Illinois has a population of 12,910,409, which has grown by 3.95% in the last 10 years. Nicknamed the "Land of Lincoln," its capital is Springfield, though its biggest city is Chicago.

There are currently 58,880 working farm ranchers in Illinois; this should shrink 7% to about 54,530 working farm ranchers in the state by 2016. This is better than the nation as a whole, where employment opportunities for farm ranchers are expected to shrink by about 8.0%. Farm ranchers generally , on an ownership or rental basis, operate farms, or other agricultural production establishments which produce crops, horticultural specialties, or animal specialties.

The average wage in the general category of Farm and Livestock jobs is $15 per hour or $30,380 per year in Illinois, and an average of $22 per hour or $44,890 per year nationwide. Farm ranchers work in a variety of jobs, including: muck farmer, truck gardener, and horticultural farmer.

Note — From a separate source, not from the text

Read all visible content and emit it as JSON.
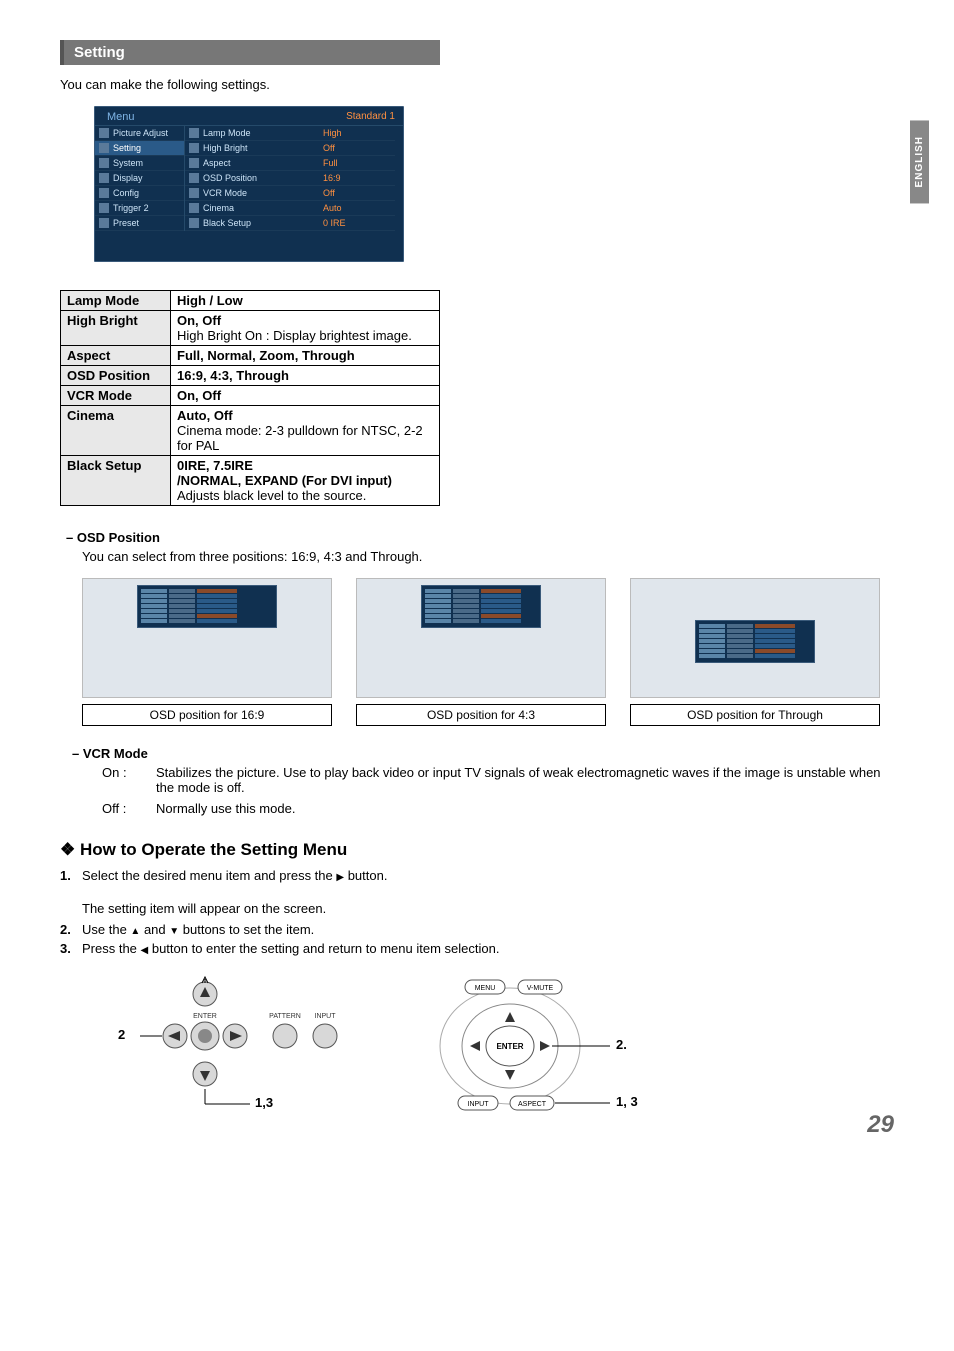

In 2008, there were a total of 7,657,328 jobs in Illinois. The average annual income was $42,540 in 2008, up from $41,720 the preceding year. The unemployment rate in Illinois was 10.1% in 2009, which has grown by 3.7% since the previous year. Approximately 26.1% of Illinois residents have college degrees, which is higher than the national average.

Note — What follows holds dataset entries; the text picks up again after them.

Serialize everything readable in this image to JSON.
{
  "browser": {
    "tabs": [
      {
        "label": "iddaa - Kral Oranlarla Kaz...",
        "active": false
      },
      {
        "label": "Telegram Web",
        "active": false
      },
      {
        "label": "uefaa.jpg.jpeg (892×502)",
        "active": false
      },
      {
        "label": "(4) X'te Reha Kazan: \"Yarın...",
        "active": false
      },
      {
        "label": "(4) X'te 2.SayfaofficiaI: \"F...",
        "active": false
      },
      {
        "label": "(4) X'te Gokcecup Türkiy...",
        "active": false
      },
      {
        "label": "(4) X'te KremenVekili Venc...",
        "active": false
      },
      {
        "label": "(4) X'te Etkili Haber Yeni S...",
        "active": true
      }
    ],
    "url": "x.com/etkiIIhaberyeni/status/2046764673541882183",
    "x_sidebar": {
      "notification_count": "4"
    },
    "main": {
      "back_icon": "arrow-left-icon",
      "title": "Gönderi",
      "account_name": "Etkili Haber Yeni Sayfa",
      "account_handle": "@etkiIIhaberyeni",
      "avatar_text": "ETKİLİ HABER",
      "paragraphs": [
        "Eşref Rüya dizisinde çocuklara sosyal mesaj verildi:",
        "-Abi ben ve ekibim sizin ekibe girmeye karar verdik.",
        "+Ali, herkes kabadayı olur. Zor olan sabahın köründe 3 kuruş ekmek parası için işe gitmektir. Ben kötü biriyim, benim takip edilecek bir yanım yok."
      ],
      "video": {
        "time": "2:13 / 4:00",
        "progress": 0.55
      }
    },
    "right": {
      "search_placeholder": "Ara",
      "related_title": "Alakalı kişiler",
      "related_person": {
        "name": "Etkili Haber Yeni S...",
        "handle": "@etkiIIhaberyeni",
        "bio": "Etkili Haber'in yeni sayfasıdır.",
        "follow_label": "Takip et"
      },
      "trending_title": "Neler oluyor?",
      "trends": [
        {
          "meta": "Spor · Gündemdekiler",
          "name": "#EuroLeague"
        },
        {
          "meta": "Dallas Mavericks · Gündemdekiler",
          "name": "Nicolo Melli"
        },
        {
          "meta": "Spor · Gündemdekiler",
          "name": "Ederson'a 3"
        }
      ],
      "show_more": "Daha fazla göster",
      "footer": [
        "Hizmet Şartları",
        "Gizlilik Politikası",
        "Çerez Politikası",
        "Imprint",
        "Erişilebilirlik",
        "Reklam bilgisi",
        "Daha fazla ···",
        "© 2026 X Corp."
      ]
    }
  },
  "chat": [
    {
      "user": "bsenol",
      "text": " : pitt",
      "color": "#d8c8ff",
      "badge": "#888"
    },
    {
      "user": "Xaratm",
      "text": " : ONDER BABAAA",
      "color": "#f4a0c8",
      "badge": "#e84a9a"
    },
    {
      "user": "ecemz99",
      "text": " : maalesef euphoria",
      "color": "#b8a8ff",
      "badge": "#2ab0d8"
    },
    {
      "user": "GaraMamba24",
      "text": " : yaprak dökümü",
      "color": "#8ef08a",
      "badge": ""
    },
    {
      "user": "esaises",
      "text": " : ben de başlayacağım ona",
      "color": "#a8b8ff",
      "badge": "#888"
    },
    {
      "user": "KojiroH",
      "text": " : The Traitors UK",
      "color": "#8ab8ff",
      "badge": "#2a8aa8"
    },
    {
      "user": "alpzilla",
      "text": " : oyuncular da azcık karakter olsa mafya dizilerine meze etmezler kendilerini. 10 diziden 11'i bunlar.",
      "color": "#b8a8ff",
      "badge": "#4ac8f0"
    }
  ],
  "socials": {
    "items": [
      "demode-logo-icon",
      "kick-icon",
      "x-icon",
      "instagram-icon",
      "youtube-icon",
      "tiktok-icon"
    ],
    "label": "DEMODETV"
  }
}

The top industries in Illinois include construction machinery merchant wholesalers, beer, wine, and distilled alcoholic beverage merchant wholesalers, and nonchocolate confectionery manufacturing. Notable tourist attractions include the Adler Planetarium & Astronomy Museum, the Arts Club of Chicago, and the Chinatown Museum Foundation.

CITIES WITH Farm Rancher OPPORTUNITIES IN Illinois


JOB DESCRIPTION: Farm Rancher

Farm Rancher video from the State of New Jersey Dept. of Labor and Workforce Development

In general, farm ranchers, on an ownership or rental basis, operate farms, or other agricultural production establishments which produce crops, horticultural specialties, or animal specialties. They also may plant, cultivate, harvest, perform post-harvest activities, and market crops and livestock; may hire, train, and supervise farm workers or supervise a farm labor contractor; may prepare cost, production, and other records.

Every day, farm ranchers are expected to be able to lift, push and move large and heavy objects. They need to maintain precise control of objects and devices through a range of movements.

Similar jobs with educational opportunities in Illinois include:

  • Aquaculture Director. Direct and coordinate, through subordinate supervisory personnel, activities of workers engaged in fish hatchery production for corporations, cooperatives, or other owners.
  • Crop and Livestock Manager. Direct and coordinate, through subordinate supervisory personnel, activities of workers engaged in agricultural crop production for corporations, cooperatives, or other owners.

LOCATION INFORMATION: Illinois

Illinois
Illinois photo by Hary Han

Illinois has a population of 12,910,409, which has grown by 3.95% in the last 10 years. Nicknamed the "Land of Lincoln," its capital is Springfield, though its largest city is Chicago. In 2008, there were a total of 7,657,328 jobs in Illinois. The average annual income was $42,540 in 2008, up from $41,720 in 2007. The unemployment rate in Illinois was 10.1% in 2009, which has grown by 3.7% since the previous year. Roughly 26.1% of Illinois residents have college degrees, which is higher than the national average.

The top industries in Illinois include construction machinery merchant wholesalers, beer, wine, and distilled alcoholic beverage merchant wholesalers, and nonchocolate confectionery manufacturing. Notable tourist attractions include the Chicago Peregrine Release, the Dusable Museum of African American History, and the Chinatown Museum Foundation.